Problem requirements. Every line of the listing below is to be repeated exactly; the pictures stay out.

Material for this task.
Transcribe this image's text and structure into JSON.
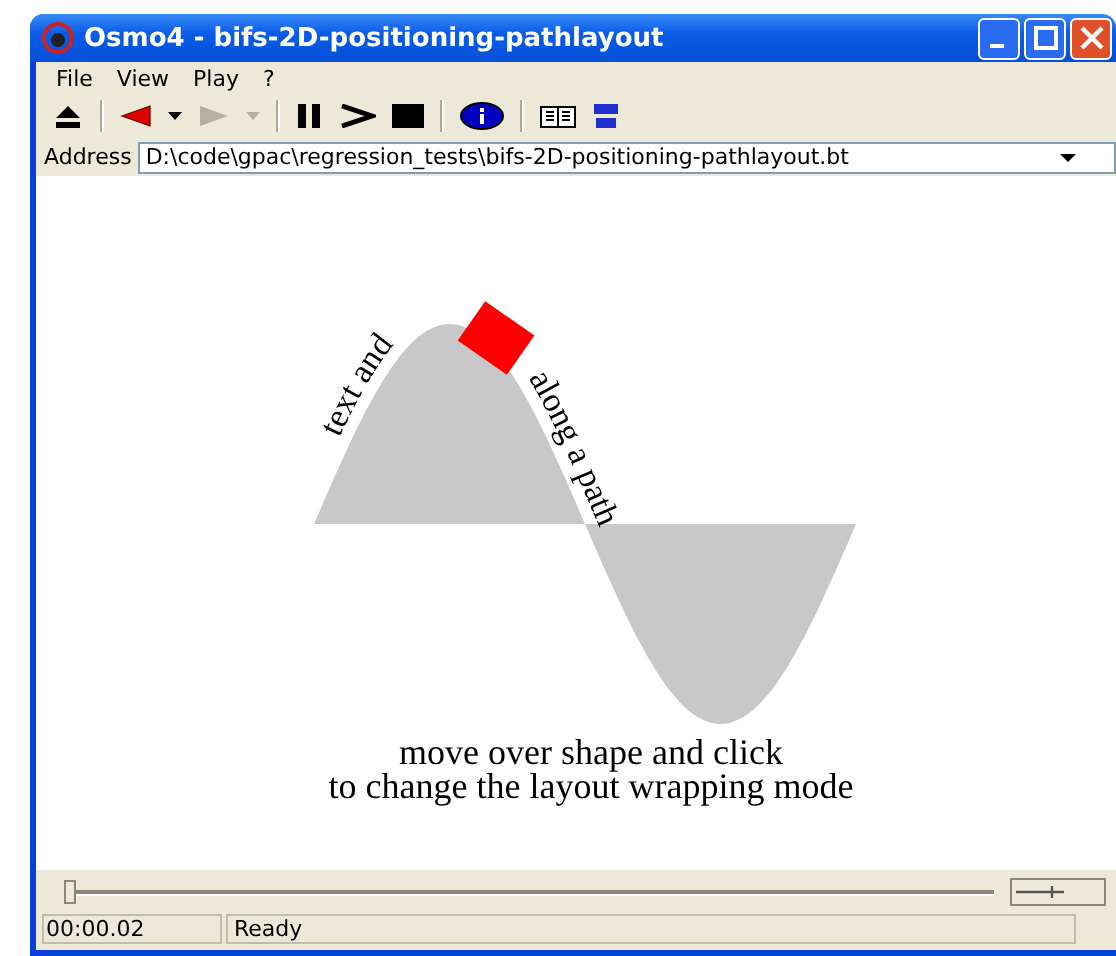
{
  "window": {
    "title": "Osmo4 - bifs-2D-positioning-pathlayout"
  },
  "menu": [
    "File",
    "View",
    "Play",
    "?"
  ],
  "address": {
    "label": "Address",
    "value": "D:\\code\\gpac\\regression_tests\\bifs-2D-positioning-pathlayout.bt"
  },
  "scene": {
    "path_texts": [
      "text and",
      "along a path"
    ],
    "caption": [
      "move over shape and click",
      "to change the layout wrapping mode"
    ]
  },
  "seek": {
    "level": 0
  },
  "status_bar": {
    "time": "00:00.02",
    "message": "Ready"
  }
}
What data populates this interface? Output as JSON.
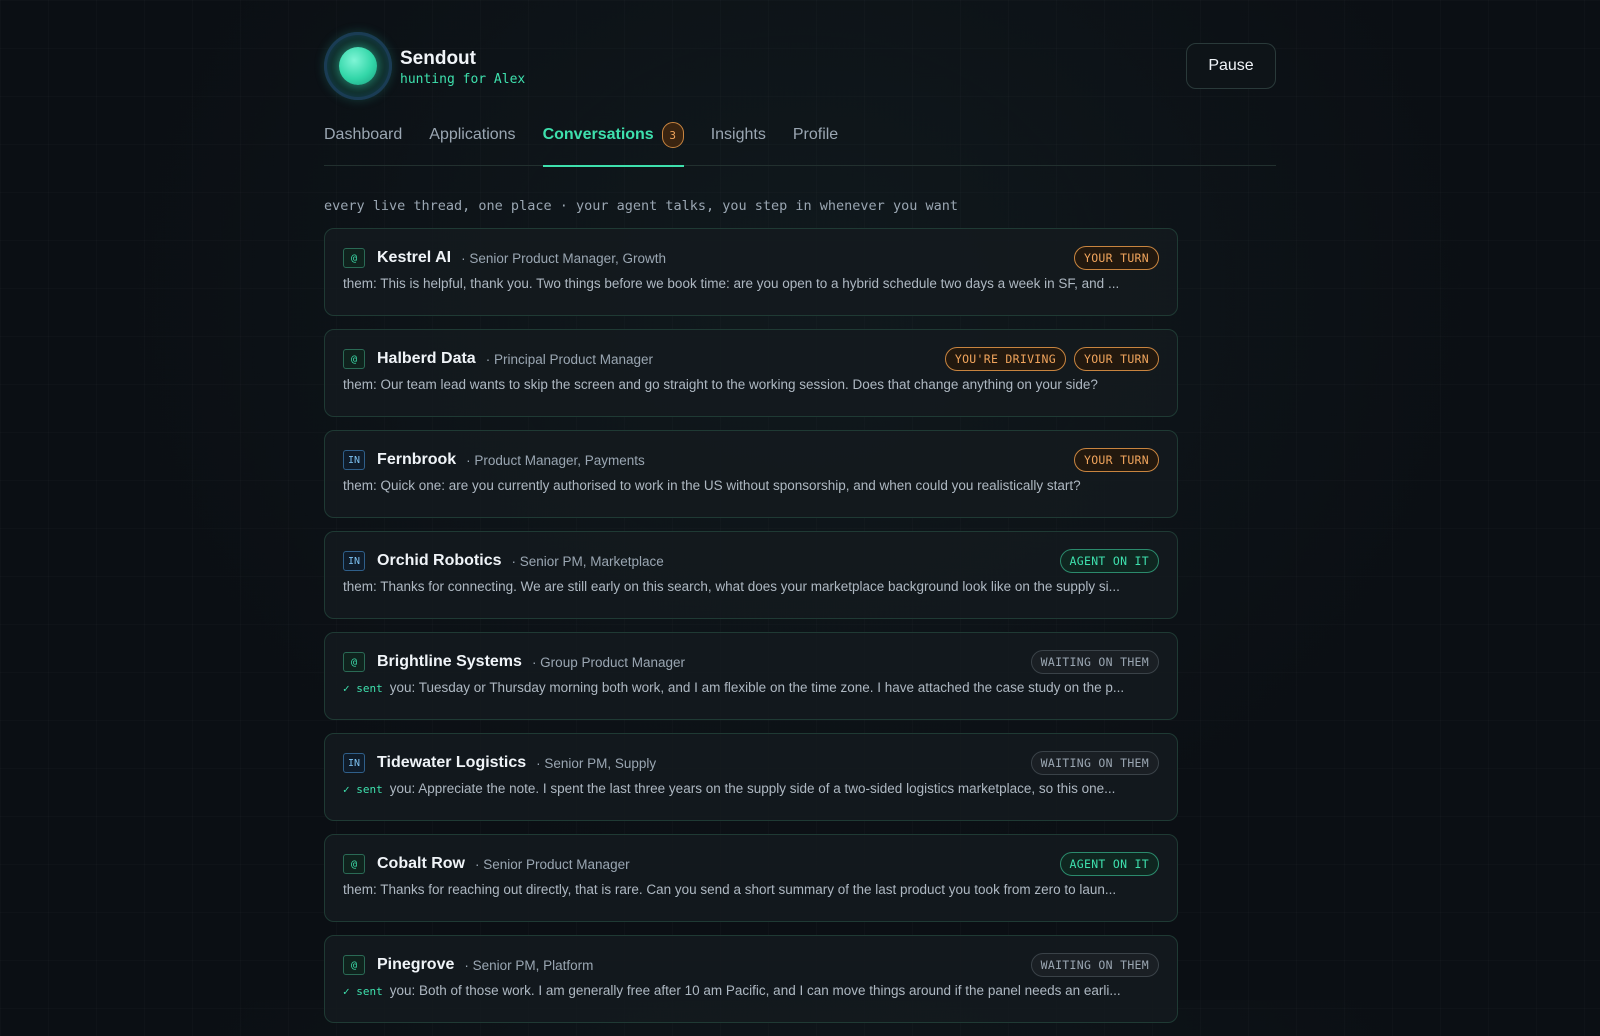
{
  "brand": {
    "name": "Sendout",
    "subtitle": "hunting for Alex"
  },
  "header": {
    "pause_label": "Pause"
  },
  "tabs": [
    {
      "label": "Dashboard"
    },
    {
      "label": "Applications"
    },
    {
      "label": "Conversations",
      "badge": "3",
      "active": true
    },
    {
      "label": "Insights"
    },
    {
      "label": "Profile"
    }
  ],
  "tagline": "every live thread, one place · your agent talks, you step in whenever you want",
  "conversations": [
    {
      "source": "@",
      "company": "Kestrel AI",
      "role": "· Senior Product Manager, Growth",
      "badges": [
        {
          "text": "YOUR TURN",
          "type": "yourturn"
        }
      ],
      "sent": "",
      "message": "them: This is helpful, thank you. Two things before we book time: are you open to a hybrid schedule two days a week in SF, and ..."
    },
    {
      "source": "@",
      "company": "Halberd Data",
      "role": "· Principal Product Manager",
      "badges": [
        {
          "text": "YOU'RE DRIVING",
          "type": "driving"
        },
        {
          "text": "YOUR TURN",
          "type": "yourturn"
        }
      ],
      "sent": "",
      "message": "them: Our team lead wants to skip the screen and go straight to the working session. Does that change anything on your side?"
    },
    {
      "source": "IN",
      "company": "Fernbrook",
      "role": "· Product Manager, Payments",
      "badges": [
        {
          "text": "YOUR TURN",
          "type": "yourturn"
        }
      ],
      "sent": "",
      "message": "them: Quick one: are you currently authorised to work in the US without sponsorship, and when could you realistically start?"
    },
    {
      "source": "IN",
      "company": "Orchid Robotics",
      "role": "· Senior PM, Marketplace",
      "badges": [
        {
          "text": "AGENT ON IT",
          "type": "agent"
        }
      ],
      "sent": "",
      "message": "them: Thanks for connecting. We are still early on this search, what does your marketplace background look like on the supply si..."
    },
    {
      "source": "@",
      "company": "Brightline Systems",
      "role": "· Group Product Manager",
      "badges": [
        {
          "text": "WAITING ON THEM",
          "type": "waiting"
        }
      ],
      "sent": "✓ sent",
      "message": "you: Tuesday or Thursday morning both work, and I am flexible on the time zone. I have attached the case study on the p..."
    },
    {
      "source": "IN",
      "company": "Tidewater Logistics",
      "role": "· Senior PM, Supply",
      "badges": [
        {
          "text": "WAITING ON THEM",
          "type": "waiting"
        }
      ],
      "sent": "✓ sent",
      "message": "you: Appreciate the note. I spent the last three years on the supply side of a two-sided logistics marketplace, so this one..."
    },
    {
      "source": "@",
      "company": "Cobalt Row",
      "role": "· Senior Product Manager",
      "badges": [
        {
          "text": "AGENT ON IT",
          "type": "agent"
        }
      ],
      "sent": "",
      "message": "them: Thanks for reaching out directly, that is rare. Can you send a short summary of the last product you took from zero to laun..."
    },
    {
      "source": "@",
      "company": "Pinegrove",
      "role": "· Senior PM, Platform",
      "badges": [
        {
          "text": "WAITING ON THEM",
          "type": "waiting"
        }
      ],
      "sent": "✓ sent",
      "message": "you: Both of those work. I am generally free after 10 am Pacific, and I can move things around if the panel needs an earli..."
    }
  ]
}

Written response.
Transcribe this image's text and structure into JSON.
{
  "window": {
    "title": "Osmo4 - bifs-2D-positioning-pathlayout"
  },
  "menu": [
    "File",
    "View",
    "Play",
    "?"
  ],
  "address": {
    "label": "Address",
    "value": "D:\\code\\gpac\\regression_tests\\bifs-2D-positioning-pathlayout.bt"
  },
  "scene": {
    "path_texts": [
      "text and",
      "along a path"
    ],
    "caption": [
      "move over shape and click",
      "to change the layout wrapping mode"
    ]
  },
  "seek": {
    "level": 0
  },
  "status_bar": {
    "time": "00:00.02",
    "message": "Ready"
  }
}
What data populates this interface? Output as JSON.
{
  "brand": {
    "name": "Sendout",
    "subtitle": "hunting for Alex"
  },
  "header": {
    "pause_label": "Pause"
  },
  "tabs": [
    {
      "label": "Dashboard"
    },
    {
      "label": "Applications"
    },
    {
      "label": "Conversations",
      "badge": "3",
      "active": true
    },
    {
      "label": "Insights"
    },
    {
      "label": "Profile"
    }
  ],
  "tagline": "every live thread, one place · your agent talks, you step in whenever you want",
  "conversations": [
    {
      "source": "@",
      "company": "Kestrel AI",
      "role": "· Senior Product Manager, Growth",
      "badges": [
        {
          "text": "YOUR TURN",
          "type": "yourturn"
        }
      ],
      "sent": "",
      "message": "them: This is helpful, thank you. Two things before we book time: are you open to a hybrid schedule two days a week in SF, and ..."
    },
    {
      "source": "@",
      "company": "Halberd Data",
      "role": "· Principal Product Manager",
      "badges": [
        {
          "text": "YOU'RE DRIVING",
          "type": "driving"
        },
        {
          "text": "YOUR TURN",
          "type": "yourturn"
        }
      ],
      "sent": "",
      "message": "them: Our team lead wants to skip the screen and go straight to the working session. Does that change anything on your side?"
    },
    {
      "source": "IN",
      "company": "Fernbrook",
      "role": "· Product Manager, Payments",
      "badges": [
        {
          "text": "YOUR TURN",
          "type": "yourturn"
        }
      ],
      "sent": "",
      "message": "them: Quick one: are you currently authorised to work in the US without sponsorship, and when could you realistically start?"
    },
    {
      "source": "IN",
      "company": "Orchid Robotics",
      "role": "· Senior PM, Marketplace",
      "badges": [
        {
          "text": "AGENT ON IT",
          "type": "agent"
        }
      ],
      "sent": "",
      "message": "them: Thanks for connecting. We are still early on this search, what does your marketplace background look like on the supply si..."
    },
    {
      "source": "@",
      "company": "Brightline Systems",
      "role": "· Group Product Manager",
      "badges": [
        {
          "text": "WAITING ON THEM",
          "type": "waiting"
        }
      ],
      "sent": "✓ sent",
      "message": "you: Tuesday or Thursday morning both work, and I am flexible on the time zone. I have attached the case study on the p..."
    },
    {
      "source": "IN",
      "company": "Tidewater Logistics",
      "role": "· Senior PM, Supply",
      "badges": [
        {
          "text": "WAITING ON THEM",
          "type": "waiting"
        }
      ],
      "sent": "✓ sent",
      "message": "you: Appreciate the note. I spent the last three years on the supply side of a two-sided logistics marketplace, so this one..."
    },
    {
      "source": "@",
      "company": "Cobalt Row",
      "role": "· Senior Product Manager",
      "badges": [
        {
          "text": "AGENT ON IT",
          "type": "agent"
        }
      ],
      "sent": "",
      "message": "them: Thanks for reaching out directly, that is rare. Can you send a short summary of the last product you took from zero to laun..."
    },
    {
      "source": "@",
      "company": "Pinegrove",
      "role": "· Senior PM, Platform",
      "badges": [
        {
          "text": "WAITING ON THEM",
          "type": "waiting"
        }
      ],
      "sent": "✓ sent",
      "message": "you: Both of those work. I am generally free after 10 am Pacific, and I can move things around if the panel needs an earli..."
    }
  ]
}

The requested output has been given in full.